This activity could be used with 4th and 5th graders as well. Because the rovers are reusable, you could do this over and over with different grades/classes.

For older students:

  • You could extend into reflection and refraction and how that affects the solar panel.
  • Mass could be considered as a variable to performance as well.


Get the inside scoop on all things TeachEngineering such as new site features, curriculum updates, video releases, and more by signing up for our newsletter!
PS: We do not share personal information or emails with anyone.

More Curriculum Like This

High School Lesson
Off the Grid

Students learn and discuss the advantages and disadvantages of renewable and non-renewable energy sources. They also learn about our nation's electric power grid and what it means for a residential home to be "off the grid."


Beaty, Andera. Rosie Revere, Engineer. New York, New York: Abrams Books for Young Readers, 2013.

Wood, Sarah. The Engineering Design Process. June 8, 2020. My Tech World. SciToons. What is Solar Energy. May 13, 2017. Brown University. Turtle Diary (Brain Star). What is Light Energy. May 11, 2016.

Design Based Learning Workshop. Lacy Bartlett, Joe Lee Johnson STEAM Academy, Round Rock ISD. PLTW Coordinator. June 16, 2022.


© 2024 by Regents of the University of Colorado; original © 2022 University of Texas at Austin


Catherine Jones, Brenda Weathers, Dr. Edward Yu, Claire Ganski

Supporting Program

Research Experience for Teachers (RET), The Material Science and Engineering Department, University of Texas at Austin


This curriculum was developed under National Science Foundation RET grant no. DMR-1720595— Center for Dynamics and Control of Materials at the University of Texas at Austin. Any opinions, findings, and conclusions or recommendations expressed in this material are those of the authors and do not necessarily reflect the views of the National Science Foundation.

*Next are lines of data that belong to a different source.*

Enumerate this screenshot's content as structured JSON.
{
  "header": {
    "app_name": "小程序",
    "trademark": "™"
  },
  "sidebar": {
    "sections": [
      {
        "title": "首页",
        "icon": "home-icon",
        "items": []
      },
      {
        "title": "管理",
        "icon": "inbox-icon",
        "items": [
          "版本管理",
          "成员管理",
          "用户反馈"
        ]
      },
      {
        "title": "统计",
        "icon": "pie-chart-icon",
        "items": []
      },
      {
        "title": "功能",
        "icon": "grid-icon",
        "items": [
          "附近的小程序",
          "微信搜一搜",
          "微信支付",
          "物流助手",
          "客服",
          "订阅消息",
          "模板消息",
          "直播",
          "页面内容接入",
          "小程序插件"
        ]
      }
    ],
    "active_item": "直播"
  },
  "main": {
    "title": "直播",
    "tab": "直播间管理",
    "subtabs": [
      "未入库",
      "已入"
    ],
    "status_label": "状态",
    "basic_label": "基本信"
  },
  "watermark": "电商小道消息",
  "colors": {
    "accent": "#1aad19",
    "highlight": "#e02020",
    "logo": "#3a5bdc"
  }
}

Last modified: March 7, 2024

Free K-12 standards-aligned STEM curriculum for educators everywhere.
Find more at TeachEngineering.org